The Future of Lying. Researchers at the UA Center for the Management of Information are developing a new system for digitally identifying lies. The system, known as the Automated Virtual Agent for Truth Assessments in Real-Time (or AVATAR), asks users questions and records their facial movements and answers with a high definition video camera. The program measures thousands of signals from the subject’s voice, body and eyes. All of this information is routed through an algorithm and the results are produced almost instantly. There are three result levels, depending on the severity of the lies: Green means the subject is clear to pass, yellow means there are some issues, and red means there are serious issues. The program is currently being developed to detect deception at border crossings. Whereas humans can detect lies roughly 54 percent of the time, research has shown that the system is 70 to 92 percent accurate.
Craycroft Elementary Receives $10,000 in STEM Funding. In support of Craycroft Elementary School’s “21st Century Program,” Amazon offered a special delivery of school supplies for afterschool robotics and engineering clubs. The donated boxes included science supplies as well as standard school supplies. The hope is for these new supplies to give students the opportunity to familiarize themselves with creative, scientific spaces. This comes ahead of Amazon opening a new center in Tucson next year.
Eternal Backslide of the Spotty Mind. Alzheimer’s Disease is difficult to detect early in life, even though its effects on the brain are believed to begin years before an individual starts to exhibit memory difficulties. However, scientists at the UA Department of Psychology and Human Memory Laboratory are finding new ways to detect the disease in its early stages. The researchers conducted an “autobiographical memory” test with a group of 35 adults, about half of whom carried a genetic trait known to nearly double the chances of Alzheimer’s disease. Despite the fact all the participants performed normally on other psychology tests, the results showed those with the genetic trait described memories with much less detail than those without it. The hope is this work will lead to the development of a clinical test sensitive enough to detect the preclinical brain changes of Alzheimer’s disease.

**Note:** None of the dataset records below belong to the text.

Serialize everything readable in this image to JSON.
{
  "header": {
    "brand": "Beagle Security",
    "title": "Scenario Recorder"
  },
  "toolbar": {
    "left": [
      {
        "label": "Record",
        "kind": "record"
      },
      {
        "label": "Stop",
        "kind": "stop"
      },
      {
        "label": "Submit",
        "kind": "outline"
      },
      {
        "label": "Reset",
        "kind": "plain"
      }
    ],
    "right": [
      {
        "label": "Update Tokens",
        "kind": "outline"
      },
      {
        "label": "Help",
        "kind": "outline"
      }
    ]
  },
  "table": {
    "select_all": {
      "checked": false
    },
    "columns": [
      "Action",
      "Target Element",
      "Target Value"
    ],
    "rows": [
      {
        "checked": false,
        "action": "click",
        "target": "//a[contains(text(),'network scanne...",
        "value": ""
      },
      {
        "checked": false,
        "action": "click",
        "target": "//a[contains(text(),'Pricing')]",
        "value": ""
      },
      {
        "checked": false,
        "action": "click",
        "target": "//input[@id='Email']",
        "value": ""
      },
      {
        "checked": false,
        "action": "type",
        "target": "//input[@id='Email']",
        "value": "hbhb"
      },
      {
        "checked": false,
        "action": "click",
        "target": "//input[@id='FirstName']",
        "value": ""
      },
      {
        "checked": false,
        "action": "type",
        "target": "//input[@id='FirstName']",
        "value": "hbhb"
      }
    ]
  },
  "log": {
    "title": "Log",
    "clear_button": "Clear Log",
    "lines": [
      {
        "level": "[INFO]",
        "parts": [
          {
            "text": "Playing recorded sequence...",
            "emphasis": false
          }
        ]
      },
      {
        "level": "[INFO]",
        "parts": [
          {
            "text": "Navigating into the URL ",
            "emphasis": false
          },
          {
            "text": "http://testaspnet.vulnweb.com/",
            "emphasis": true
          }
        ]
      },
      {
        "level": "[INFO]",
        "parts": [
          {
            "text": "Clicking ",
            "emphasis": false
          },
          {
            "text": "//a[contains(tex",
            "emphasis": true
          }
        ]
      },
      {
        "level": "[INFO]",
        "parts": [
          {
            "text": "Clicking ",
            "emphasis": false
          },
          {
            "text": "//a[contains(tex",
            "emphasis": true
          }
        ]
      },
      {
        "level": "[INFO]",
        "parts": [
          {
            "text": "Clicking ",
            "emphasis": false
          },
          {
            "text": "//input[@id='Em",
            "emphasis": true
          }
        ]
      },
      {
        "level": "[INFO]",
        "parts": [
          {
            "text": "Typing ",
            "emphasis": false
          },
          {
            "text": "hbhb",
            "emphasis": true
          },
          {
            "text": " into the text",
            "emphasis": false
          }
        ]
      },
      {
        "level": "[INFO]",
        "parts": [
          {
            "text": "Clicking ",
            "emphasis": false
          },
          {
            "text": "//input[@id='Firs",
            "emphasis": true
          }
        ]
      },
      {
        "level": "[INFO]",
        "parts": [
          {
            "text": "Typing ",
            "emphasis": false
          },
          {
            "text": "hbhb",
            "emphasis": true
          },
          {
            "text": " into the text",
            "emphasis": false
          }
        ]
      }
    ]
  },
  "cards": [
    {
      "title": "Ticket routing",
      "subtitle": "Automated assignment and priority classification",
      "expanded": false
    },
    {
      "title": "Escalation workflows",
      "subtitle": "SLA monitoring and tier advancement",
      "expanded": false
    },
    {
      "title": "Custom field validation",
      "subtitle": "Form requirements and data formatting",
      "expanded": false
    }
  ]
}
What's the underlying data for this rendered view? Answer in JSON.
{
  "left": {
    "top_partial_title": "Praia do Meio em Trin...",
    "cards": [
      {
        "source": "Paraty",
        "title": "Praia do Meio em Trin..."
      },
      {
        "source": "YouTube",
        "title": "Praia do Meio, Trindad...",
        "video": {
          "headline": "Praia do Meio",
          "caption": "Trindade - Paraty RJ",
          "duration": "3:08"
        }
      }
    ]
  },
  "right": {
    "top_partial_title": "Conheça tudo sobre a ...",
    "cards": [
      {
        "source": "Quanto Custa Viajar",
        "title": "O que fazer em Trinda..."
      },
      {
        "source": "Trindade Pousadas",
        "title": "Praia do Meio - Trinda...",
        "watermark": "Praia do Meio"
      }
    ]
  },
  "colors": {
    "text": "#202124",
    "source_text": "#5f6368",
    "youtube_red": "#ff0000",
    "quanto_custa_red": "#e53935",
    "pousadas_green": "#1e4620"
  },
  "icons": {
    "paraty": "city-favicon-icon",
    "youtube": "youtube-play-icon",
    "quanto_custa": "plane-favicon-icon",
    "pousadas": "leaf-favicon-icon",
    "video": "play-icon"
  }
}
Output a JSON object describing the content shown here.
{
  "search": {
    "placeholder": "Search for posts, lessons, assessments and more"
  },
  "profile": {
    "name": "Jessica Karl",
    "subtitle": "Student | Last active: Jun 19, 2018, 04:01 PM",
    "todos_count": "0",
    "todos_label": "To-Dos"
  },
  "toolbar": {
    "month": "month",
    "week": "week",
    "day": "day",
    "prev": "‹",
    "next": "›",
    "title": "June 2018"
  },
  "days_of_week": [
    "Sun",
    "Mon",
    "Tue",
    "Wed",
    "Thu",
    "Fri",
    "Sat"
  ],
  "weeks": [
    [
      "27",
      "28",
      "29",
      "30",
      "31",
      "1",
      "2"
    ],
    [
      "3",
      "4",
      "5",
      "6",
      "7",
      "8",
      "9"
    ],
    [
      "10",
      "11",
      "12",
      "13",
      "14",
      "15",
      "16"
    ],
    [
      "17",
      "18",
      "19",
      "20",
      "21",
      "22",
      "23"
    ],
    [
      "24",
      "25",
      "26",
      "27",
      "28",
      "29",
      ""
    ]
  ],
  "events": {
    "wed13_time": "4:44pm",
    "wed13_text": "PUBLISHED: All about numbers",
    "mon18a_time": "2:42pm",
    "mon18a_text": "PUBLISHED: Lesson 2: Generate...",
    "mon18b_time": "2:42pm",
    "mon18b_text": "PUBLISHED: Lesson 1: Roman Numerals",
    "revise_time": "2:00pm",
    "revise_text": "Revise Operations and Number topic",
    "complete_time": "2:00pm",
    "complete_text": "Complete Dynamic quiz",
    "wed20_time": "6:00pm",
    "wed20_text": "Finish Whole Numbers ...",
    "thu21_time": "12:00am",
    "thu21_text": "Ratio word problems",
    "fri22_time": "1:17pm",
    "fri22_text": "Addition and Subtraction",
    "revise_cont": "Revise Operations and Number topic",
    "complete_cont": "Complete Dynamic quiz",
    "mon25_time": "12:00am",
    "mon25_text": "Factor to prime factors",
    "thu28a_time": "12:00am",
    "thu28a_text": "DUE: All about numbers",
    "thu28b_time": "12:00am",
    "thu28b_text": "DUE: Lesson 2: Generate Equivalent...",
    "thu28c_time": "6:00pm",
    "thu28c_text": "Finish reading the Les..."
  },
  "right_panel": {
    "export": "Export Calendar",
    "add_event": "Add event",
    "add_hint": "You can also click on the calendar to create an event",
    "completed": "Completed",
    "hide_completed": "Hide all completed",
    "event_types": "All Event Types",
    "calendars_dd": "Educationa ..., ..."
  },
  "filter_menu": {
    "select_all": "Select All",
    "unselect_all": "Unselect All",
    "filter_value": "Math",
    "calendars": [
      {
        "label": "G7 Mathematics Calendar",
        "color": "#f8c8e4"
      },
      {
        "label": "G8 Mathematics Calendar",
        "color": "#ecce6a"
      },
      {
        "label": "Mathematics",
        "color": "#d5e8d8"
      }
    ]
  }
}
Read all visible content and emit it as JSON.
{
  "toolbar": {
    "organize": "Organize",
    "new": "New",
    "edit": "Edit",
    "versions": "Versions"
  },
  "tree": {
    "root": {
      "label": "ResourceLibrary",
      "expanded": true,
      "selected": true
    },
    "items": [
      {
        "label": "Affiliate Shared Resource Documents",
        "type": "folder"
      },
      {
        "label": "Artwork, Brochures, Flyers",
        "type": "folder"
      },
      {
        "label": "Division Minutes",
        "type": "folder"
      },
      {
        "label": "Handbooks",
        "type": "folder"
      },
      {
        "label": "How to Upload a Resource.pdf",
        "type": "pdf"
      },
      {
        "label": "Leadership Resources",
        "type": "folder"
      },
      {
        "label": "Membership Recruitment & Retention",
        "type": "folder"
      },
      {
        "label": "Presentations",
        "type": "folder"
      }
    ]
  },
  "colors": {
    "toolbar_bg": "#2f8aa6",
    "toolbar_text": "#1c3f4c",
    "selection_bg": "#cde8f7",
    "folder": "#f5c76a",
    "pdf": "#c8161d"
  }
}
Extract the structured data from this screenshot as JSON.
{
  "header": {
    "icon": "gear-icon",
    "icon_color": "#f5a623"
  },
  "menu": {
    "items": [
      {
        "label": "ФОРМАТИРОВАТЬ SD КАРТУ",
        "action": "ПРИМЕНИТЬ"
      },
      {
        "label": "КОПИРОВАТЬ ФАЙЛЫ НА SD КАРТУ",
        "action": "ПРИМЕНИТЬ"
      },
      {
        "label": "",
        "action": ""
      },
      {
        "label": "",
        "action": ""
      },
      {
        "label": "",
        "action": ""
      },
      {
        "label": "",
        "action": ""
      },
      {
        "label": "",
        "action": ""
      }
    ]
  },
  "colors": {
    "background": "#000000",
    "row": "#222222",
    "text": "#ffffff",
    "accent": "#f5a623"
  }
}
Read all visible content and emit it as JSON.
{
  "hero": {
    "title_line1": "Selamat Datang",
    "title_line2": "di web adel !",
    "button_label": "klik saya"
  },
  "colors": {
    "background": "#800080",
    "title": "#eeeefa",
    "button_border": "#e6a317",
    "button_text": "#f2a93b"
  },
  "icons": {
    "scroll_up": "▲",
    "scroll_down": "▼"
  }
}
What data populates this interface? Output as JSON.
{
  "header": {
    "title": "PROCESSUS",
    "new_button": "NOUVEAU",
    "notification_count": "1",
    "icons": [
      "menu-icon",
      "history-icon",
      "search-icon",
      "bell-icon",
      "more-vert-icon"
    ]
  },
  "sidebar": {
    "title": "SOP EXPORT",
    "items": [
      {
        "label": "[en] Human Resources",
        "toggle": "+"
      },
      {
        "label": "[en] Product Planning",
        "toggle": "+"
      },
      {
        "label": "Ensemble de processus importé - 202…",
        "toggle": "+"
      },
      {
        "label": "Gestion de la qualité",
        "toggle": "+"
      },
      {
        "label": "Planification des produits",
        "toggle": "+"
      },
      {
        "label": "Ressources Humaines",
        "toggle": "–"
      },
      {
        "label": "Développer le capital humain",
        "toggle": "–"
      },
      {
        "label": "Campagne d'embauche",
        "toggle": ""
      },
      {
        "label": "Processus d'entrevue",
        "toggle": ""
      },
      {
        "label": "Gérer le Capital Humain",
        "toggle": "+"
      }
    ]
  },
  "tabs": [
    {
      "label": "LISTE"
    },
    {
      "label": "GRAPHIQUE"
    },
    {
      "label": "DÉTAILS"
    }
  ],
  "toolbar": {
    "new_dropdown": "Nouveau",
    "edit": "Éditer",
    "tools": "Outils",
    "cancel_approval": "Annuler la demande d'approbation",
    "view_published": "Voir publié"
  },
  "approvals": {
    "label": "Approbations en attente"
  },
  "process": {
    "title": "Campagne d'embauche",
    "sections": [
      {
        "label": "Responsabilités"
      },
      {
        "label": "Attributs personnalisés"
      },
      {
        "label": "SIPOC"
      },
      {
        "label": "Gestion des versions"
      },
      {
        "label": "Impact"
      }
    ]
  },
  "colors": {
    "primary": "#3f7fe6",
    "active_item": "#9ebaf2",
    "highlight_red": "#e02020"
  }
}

STEM Camp for Girls. The recent 2018 Applied Career Exploration in Science (ACES) Camp was a big success for 40 local middle school girls. The four-day summer camp exposed the students to wide variety of careers in the world of science and technology. The girls experienced being veterinary technicians, software programmers, chemists, engineers, and environmental scientists. The girls also learned to code with IBM and designed airplanes with active engineers. The camp is organized by the Southern Arizona Research, Science and Engineering Foundation.